Source: Barbara Adam and Joost van Loon, "Repositioning Risk" in Barbara Adam, Ulrich Beck, and Joost van Loon, eds., The Risk Society and Beyond (2000)
The industrialized society has given way to what Ulrich Beck theorized as the modern "risk society." Beck's seminal text Risikogesellschaft was published (in the original German) in 1986, was translated into English in 1992, and continues to be strikingly prophetic in the technological age of "the exponential." (See also, e.g., Field Notes 16, 62, 97, 101, 105).
As is perhaps all too clear from my collection of Field Notes, I am obsessed with risk. But this is not because of my position as an investor or operator. This is also not because of some idiosyncratic fascination.
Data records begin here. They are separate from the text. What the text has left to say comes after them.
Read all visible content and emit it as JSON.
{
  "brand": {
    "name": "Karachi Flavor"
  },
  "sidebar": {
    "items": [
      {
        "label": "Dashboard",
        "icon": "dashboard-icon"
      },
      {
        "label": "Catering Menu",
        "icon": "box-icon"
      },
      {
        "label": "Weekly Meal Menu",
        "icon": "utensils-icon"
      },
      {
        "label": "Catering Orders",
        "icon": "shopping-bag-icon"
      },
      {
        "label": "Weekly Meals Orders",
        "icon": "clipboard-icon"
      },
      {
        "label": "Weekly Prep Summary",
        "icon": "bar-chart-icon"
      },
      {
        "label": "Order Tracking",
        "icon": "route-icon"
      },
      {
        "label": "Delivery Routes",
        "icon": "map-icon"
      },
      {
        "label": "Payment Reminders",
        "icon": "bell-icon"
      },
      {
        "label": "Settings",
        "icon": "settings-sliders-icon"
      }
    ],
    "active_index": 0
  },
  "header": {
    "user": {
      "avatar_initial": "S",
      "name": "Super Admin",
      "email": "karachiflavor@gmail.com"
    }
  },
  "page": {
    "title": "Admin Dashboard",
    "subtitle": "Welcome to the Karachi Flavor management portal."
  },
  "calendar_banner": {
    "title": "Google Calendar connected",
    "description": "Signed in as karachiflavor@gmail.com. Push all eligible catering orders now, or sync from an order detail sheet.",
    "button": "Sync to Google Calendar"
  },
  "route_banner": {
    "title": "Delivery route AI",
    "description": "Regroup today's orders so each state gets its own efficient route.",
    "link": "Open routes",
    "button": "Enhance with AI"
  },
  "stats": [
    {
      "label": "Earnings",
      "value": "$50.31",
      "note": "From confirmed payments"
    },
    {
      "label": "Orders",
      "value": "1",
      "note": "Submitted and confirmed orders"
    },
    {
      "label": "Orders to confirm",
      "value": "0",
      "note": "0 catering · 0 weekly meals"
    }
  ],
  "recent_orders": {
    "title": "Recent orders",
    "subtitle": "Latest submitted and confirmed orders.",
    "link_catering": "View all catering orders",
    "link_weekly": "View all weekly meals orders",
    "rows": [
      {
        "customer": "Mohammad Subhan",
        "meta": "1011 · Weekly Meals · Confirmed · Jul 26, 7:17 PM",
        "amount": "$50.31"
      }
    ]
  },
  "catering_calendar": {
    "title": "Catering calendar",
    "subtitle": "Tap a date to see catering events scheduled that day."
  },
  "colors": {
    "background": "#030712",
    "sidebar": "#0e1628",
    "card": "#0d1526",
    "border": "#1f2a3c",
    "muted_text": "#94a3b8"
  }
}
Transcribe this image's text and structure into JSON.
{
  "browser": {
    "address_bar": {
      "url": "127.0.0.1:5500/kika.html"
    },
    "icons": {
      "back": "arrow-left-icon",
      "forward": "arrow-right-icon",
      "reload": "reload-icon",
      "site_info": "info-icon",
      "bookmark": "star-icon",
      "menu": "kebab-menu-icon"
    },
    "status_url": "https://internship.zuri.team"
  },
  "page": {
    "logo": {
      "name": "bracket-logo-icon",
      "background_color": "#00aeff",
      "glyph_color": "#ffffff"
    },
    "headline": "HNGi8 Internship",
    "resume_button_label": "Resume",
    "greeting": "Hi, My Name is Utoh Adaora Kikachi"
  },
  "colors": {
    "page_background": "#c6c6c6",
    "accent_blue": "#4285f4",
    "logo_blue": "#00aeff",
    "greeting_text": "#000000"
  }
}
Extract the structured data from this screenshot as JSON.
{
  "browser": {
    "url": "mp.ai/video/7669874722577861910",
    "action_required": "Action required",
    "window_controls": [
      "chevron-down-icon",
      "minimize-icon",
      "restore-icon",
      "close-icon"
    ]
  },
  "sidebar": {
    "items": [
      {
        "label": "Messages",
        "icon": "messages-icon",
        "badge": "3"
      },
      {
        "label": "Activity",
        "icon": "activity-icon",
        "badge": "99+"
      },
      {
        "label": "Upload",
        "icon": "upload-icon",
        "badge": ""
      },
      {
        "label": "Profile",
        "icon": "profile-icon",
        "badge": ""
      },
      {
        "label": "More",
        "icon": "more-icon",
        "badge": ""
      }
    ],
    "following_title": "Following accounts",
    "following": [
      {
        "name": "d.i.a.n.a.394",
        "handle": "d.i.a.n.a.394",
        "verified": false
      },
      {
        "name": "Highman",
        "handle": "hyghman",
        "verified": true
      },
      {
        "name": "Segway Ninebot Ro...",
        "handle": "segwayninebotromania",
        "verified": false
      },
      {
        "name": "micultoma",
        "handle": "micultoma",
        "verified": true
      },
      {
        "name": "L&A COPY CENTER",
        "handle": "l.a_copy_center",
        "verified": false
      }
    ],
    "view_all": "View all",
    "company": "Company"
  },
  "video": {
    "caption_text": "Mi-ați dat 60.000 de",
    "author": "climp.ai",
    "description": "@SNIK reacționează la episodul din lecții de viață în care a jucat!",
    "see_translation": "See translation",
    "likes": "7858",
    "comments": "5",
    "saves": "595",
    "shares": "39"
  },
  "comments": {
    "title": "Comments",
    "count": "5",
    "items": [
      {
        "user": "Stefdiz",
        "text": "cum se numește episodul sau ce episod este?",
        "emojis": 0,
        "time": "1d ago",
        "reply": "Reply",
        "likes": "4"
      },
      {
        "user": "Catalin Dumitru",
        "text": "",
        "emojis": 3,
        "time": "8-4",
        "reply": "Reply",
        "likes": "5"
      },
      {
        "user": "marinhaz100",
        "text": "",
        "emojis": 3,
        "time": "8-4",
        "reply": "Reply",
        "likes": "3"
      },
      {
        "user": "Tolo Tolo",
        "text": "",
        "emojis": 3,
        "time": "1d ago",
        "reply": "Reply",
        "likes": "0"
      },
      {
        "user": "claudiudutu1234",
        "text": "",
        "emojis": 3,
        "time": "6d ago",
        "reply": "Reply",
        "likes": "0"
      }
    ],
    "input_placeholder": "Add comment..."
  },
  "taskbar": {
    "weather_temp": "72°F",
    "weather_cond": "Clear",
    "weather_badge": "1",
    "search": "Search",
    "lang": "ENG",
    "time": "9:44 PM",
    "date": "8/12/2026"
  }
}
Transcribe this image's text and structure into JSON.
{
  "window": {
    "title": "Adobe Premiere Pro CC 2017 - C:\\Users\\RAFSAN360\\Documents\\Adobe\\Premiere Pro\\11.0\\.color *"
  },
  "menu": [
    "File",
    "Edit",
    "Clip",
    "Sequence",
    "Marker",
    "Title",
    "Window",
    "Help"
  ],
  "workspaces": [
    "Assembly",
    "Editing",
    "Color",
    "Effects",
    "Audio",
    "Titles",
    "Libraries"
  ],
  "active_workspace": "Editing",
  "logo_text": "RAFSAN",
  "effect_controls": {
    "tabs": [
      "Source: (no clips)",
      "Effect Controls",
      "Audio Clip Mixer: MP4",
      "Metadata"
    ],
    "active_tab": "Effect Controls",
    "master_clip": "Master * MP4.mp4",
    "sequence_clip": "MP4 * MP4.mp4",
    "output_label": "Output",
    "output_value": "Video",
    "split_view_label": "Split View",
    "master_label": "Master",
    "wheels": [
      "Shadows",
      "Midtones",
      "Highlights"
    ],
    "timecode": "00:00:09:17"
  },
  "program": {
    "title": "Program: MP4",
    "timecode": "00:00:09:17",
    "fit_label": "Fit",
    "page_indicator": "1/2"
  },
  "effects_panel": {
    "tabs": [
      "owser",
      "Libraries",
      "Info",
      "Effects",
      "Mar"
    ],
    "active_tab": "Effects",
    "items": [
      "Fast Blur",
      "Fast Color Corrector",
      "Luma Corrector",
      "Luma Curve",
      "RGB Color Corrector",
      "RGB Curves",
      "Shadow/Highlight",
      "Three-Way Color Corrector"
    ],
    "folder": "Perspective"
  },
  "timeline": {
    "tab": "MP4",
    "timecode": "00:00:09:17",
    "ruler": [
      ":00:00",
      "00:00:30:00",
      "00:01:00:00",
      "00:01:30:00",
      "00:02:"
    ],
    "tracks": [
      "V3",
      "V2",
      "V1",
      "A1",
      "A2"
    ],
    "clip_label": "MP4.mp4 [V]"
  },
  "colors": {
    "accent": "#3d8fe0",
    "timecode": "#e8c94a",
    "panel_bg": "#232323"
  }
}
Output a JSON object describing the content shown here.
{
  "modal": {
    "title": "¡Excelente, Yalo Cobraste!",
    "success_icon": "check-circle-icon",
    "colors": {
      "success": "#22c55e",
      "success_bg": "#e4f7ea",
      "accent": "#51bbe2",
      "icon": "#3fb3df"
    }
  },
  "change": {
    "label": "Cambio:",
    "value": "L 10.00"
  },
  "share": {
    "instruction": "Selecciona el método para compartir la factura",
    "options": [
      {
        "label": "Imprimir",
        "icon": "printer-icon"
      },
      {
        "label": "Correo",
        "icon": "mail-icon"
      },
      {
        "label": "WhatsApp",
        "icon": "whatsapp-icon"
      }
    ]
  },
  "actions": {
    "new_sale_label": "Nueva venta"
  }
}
Rather, it is because we are haunted by risk as such. And, it is from the position of the haunted that Adam and van Loon ask:
"What can social theory contribute to our understanding of the nature of modern risks and to debates about how such risks may be minimized and more justly distributed? What has it to offer with respect to the indeterminate future and the potential dangers posed by techno-hazards that are largely beyond the reach of sense perception?" (p. 1)
In their introductory remarks, the authors demand of us that which we as a whole have been critically unable to do:
"What is required is a different way of working. Instead of fragmenting, taking apart, scrutinizing, focusing, particularizing, social theory needs to reinvent itself as an art of connecting, unfolding, disclosing, broadening and universalizing concepts." (p. 11)
A critical inquiry into risk and an awareness of "risk society" produces 5 threads:
- Risk is constructed
- Risk is contested
- Risk response requires cross-disciplinary ethos
- Risk cannot be classically calculated
- Risk demands ethics (and the outcomes are not deterministic; they are not by default fatalistic)
My humble notes are presented here with respect to the above demand.
And, not so humbly, I submit that any investor or entrepreneur incapable or unwilling to probe conceptions of risk (not some glib "risk factor" checklist) is not worth investing in. The economic and/or ethical bankruptcy risk would be exceedingly high (im